A transgender student in Pennsylvania’s Red Lion Area School District is at odds with district officials over how he was identified at his recent prom and the district’s refusal to use his male name at graduation.
A transgender student in Pennsylvania’s Red Lion Area School District is at odds with district officials over how he was identified at his recent prom and the district’s refusal to use his male name at graduation.
May 14, 2013

HARRISBURG, Pa. - A transgender high school senior in Pennsylvania is at odds with district officials over their
policies about his gender identity. Issak Wolfe was born in a female body, but came out as transgender and began living as a boy almost two years ago.

According to Molly Tack-Hooper, staff attorney with the American Civil Liberties Union of Pennsylvania, Issak was mortified when his name was moved to the Prom Queen from the Prom King side of the ballot last month at Red Lion Area High School. He has also fought to wear the black gowns designated for male students at graduation next month.

"The school ultimately did agree to that," the lawyer said. "They would not, however, agree to announce his name when he walks across the stage to get his diploma as Issak Wolfe."

Tack-Hooper said the ACLU of Pennsylvania is appealing to the district with some steps it would like to see taken.

"A policy to ensure that, in the future, students running for prom court or anything else would not be forced onto a particular side of a gendered ballot in a way that does not gel with their gender identity," is among the actions suggested. "We also ask the school to apologize to Issak."

Where things go from here, said Tack-Hooper, rests largely with the district's response, but, she pointed out, ACLU has many tools at its disposal.

"Filing a lawsuit is one of them, but right now we're really focusing on public advocacy and hoping to bring some public pressure to bear on this particular situation," she said.

Wolfe, who just turned 18 a few weeks ago, plans to legally change his name, but that process, which involves a court hearing, cannot be completed in time for graduation next month.
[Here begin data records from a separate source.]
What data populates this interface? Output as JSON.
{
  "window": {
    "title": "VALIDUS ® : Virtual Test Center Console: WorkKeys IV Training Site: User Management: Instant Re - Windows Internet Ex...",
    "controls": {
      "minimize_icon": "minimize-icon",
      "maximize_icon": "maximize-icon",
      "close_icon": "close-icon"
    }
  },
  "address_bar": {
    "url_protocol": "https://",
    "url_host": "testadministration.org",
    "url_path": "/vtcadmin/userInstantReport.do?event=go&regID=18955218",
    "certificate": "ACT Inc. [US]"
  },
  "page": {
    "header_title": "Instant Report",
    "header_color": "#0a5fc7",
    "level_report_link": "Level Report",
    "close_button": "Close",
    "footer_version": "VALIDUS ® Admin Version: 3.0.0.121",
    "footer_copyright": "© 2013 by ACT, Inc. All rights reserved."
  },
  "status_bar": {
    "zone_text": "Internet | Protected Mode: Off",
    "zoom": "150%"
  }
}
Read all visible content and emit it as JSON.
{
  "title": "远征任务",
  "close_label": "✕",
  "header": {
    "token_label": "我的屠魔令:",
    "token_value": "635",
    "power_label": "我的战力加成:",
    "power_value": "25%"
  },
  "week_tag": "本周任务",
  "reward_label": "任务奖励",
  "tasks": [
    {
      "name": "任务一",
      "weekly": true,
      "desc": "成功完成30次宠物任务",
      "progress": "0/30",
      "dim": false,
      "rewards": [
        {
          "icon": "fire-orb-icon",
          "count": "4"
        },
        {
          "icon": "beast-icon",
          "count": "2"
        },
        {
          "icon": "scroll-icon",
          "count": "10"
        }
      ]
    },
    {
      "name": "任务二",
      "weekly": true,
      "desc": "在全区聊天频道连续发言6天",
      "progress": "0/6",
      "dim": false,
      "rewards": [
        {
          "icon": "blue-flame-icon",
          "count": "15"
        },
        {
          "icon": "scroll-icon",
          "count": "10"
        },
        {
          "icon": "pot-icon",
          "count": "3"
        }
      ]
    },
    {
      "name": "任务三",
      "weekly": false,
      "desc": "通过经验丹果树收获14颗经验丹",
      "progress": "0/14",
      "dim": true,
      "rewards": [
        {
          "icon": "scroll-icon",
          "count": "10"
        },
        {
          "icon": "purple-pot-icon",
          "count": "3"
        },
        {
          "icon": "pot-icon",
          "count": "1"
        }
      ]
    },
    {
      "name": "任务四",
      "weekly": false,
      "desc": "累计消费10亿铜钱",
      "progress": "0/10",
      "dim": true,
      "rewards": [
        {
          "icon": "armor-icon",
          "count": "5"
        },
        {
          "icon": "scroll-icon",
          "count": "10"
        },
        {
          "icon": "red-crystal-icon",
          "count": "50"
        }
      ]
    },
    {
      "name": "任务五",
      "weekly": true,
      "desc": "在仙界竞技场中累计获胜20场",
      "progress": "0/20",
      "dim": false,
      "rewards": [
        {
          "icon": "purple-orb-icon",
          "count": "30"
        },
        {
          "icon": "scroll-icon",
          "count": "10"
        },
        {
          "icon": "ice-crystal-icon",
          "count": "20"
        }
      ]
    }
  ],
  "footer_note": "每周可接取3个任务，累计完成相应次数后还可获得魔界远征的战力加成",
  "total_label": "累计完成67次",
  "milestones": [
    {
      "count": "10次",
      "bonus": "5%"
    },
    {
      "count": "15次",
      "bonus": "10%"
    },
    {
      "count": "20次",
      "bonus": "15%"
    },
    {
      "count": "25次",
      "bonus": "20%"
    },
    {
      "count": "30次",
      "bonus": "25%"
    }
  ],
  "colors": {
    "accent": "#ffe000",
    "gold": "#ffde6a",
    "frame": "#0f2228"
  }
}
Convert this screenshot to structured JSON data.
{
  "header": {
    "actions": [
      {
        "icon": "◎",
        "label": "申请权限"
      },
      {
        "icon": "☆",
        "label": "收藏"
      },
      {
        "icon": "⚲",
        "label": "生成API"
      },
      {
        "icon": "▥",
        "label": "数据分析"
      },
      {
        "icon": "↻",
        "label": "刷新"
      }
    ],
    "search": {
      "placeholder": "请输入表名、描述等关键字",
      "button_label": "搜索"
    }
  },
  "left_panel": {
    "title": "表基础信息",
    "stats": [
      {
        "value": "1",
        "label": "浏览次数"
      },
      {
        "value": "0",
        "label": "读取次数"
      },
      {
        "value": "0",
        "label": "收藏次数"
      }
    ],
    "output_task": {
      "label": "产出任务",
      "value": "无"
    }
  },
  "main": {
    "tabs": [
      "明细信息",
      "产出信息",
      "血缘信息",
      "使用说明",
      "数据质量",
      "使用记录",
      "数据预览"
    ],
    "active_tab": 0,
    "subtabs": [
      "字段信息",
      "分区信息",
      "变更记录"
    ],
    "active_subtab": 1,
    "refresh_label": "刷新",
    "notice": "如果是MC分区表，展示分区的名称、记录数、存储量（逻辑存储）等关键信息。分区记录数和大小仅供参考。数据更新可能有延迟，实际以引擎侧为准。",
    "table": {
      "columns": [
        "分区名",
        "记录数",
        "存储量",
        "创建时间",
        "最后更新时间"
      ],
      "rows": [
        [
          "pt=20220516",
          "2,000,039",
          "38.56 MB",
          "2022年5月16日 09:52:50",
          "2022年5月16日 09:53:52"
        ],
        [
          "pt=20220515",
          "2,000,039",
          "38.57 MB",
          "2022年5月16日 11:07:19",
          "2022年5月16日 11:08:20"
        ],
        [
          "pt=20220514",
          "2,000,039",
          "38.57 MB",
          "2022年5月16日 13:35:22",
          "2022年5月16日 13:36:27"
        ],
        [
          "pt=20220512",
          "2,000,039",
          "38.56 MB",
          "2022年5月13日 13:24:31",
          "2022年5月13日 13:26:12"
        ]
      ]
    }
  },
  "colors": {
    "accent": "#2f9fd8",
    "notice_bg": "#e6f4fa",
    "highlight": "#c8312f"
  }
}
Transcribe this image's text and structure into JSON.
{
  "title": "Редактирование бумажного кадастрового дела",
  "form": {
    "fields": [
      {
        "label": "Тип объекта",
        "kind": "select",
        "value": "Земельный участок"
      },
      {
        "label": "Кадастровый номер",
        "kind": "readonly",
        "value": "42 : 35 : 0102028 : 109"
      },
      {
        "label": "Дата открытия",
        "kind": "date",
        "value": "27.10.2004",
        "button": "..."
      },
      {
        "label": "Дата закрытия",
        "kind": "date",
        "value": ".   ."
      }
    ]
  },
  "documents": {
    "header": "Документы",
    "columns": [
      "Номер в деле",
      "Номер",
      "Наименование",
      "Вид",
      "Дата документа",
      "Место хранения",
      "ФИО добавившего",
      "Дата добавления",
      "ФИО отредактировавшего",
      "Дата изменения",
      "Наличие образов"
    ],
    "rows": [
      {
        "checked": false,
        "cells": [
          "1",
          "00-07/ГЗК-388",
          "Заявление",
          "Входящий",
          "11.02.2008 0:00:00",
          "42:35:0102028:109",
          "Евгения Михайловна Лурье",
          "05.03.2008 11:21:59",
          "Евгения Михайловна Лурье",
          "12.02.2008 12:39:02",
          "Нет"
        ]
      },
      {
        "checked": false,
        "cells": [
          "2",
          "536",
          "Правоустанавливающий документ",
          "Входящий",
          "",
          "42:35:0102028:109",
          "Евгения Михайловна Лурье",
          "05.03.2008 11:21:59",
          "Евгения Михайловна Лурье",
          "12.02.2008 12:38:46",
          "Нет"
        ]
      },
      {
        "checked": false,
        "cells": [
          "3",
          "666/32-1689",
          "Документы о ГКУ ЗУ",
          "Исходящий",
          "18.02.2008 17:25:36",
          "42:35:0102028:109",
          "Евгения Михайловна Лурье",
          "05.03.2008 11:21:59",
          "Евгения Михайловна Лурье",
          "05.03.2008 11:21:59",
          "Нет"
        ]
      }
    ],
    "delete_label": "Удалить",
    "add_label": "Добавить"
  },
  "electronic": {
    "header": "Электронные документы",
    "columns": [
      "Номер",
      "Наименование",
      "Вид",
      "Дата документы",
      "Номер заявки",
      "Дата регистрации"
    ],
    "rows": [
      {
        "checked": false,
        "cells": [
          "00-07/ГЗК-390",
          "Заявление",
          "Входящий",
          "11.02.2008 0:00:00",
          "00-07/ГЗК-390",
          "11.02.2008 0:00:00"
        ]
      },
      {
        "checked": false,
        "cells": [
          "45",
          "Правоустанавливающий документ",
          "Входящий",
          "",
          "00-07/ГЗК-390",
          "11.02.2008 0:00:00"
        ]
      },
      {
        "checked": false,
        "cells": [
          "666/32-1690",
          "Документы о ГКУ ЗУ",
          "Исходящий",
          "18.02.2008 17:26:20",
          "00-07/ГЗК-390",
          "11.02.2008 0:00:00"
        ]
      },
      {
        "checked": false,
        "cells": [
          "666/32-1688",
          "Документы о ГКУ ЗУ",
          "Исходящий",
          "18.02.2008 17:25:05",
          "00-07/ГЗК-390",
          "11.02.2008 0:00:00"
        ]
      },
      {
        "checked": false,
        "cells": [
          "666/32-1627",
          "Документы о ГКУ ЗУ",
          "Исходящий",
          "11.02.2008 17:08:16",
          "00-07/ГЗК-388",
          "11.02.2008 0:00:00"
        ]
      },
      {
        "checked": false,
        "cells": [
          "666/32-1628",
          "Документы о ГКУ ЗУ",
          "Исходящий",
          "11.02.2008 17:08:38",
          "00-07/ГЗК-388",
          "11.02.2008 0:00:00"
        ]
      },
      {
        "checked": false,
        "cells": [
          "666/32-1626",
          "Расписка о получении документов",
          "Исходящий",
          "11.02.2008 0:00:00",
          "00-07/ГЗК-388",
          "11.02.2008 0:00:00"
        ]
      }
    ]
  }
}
He plans to state his case further when he appears before the school board on Thursday.

Tom Joseph, Public News Service - PA